What you should do:
Among the lines of the records below, copy those that hold the word "область".

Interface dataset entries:
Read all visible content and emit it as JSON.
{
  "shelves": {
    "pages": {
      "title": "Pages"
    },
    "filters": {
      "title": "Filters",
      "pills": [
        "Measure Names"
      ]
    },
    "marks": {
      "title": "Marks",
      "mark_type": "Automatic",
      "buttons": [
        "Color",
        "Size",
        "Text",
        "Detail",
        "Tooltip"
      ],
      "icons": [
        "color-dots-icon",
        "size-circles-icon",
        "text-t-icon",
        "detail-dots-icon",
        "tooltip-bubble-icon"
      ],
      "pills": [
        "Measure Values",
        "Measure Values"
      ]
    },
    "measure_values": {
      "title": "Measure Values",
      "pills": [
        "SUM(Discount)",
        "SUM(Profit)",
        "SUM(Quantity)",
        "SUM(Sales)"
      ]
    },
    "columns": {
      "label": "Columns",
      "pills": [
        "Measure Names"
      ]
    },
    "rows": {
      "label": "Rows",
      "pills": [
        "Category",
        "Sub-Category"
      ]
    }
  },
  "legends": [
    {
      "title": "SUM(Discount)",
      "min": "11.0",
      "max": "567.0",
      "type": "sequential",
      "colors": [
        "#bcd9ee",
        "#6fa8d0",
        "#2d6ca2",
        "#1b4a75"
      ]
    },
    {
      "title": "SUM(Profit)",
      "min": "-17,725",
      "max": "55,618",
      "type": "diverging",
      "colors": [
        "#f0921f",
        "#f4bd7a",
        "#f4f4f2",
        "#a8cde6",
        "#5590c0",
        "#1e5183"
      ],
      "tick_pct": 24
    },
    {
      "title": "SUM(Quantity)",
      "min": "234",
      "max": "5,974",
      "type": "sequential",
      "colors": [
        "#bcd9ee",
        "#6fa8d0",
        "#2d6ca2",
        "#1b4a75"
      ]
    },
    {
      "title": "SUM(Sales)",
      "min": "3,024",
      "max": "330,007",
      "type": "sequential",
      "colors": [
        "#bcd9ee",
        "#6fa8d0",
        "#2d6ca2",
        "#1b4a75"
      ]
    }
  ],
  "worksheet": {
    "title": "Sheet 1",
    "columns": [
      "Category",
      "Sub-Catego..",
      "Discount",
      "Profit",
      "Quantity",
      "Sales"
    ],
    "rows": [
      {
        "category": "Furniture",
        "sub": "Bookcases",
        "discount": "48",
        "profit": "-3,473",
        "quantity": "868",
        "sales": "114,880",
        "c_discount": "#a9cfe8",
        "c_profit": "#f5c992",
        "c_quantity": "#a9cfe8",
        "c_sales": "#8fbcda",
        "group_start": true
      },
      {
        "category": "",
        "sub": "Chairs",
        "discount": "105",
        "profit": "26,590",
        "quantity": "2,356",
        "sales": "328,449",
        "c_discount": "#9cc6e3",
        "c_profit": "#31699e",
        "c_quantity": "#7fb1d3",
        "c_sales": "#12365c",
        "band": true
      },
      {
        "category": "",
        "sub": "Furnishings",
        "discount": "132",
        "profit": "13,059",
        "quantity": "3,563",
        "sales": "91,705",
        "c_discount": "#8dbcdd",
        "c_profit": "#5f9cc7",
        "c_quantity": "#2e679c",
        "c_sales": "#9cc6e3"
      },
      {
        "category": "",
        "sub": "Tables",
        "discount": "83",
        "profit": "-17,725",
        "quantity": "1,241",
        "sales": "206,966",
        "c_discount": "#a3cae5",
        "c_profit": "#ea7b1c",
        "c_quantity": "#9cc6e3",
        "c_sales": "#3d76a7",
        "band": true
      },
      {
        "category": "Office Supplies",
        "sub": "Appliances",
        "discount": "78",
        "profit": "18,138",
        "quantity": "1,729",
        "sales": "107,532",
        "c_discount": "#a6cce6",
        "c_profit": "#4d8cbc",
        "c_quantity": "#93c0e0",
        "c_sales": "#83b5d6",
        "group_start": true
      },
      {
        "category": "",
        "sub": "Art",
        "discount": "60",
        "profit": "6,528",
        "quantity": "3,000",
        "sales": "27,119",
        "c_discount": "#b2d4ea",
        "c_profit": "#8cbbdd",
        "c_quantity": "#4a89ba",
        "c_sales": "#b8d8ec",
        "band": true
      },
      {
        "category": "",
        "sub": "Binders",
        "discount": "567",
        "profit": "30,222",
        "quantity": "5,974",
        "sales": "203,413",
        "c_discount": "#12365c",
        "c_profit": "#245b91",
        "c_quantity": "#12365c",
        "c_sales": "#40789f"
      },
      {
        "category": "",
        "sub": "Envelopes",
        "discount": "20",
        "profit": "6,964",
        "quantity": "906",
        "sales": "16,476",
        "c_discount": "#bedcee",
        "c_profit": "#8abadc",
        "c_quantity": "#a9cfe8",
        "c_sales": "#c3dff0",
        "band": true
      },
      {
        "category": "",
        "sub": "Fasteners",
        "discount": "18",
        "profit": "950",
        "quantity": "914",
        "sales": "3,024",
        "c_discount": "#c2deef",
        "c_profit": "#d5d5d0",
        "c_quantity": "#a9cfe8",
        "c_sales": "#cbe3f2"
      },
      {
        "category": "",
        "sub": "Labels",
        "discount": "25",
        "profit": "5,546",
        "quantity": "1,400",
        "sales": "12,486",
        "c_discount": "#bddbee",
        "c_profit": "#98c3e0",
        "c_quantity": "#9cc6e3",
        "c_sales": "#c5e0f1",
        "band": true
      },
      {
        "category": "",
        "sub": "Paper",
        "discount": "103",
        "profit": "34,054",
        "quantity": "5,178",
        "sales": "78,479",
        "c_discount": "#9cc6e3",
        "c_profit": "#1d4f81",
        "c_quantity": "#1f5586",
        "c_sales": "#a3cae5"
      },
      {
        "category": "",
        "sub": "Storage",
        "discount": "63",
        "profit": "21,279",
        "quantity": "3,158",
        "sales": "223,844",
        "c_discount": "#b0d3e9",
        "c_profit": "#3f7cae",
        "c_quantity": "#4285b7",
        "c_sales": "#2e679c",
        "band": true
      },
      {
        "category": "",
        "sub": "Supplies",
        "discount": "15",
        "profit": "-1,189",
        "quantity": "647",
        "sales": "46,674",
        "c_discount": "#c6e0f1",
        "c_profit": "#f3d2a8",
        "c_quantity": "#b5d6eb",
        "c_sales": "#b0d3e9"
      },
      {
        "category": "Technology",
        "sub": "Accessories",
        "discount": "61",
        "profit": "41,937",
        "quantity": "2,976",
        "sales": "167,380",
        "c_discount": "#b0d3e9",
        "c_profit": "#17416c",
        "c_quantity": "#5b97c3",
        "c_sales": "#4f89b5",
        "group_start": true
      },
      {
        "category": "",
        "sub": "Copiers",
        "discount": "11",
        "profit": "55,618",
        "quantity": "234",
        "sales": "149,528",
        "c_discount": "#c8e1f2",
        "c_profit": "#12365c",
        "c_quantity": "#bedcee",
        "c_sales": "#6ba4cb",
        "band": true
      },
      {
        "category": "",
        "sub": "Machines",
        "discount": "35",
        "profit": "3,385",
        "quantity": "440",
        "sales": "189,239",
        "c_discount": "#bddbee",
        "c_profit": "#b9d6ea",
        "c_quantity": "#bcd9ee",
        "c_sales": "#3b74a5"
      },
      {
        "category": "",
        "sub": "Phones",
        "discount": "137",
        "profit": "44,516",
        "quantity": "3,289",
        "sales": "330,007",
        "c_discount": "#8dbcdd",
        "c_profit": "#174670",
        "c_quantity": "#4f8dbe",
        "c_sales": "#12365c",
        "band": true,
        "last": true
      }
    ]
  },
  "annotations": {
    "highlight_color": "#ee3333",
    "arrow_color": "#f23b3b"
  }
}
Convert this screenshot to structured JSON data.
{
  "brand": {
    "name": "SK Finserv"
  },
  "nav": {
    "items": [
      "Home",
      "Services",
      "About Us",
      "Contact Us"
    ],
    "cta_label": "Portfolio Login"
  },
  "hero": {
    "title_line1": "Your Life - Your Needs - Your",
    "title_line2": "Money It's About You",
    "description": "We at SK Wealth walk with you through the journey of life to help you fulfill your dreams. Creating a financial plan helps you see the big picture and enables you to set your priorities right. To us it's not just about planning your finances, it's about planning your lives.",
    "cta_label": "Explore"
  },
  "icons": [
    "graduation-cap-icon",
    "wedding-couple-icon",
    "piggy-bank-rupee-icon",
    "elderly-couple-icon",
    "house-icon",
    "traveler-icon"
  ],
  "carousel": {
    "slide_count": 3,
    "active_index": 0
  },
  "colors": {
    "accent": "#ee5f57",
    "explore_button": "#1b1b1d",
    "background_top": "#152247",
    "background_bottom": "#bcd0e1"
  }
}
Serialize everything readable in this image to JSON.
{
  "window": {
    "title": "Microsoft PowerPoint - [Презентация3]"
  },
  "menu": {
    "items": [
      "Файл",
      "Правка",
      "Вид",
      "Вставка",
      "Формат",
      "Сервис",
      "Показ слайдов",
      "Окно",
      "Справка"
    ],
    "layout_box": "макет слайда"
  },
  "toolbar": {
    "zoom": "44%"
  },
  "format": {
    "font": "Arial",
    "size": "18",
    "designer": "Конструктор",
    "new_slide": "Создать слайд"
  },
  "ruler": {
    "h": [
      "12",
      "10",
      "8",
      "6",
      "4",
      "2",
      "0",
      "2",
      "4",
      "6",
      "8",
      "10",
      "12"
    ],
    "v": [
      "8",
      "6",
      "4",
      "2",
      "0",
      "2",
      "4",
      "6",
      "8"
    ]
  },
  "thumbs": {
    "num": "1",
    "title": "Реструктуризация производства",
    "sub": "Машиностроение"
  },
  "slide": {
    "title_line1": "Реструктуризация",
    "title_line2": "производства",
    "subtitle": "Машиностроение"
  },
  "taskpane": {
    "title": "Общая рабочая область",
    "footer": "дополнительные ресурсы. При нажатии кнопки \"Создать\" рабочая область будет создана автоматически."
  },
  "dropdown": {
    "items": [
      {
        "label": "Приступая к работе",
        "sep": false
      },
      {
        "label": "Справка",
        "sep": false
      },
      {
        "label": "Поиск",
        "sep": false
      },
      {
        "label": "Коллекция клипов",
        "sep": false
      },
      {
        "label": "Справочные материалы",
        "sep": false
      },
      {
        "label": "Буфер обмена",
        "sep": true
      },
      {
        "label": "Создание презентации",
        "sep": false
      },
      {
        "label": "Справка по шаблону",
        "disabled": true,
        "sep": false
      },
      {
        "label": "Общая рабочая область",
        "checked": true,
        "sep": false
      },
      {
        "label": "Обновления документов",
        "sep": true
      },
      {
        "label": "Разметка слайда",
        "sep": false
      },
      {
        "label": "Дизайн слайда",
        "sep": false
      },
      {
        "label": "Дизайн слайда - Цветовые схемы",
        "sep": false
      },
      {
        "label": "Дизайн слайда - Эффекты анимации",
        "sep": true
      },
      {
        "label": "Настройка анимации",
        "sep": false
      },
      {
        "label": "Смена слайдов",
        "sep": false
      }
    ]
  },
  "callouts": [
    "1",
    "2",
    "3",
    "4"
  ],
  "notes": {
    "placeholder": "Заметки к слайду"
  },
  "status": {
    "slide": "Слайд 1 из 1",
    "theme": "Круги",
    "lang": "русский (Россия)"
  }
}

Answer:
    "title": "Общая рабочая область",
    "footer": "дополнительные ресурсы. При нажатии кнопки \"Создать\" рабочая область будет создана автоматически."
        "label": "Общая рабочая область",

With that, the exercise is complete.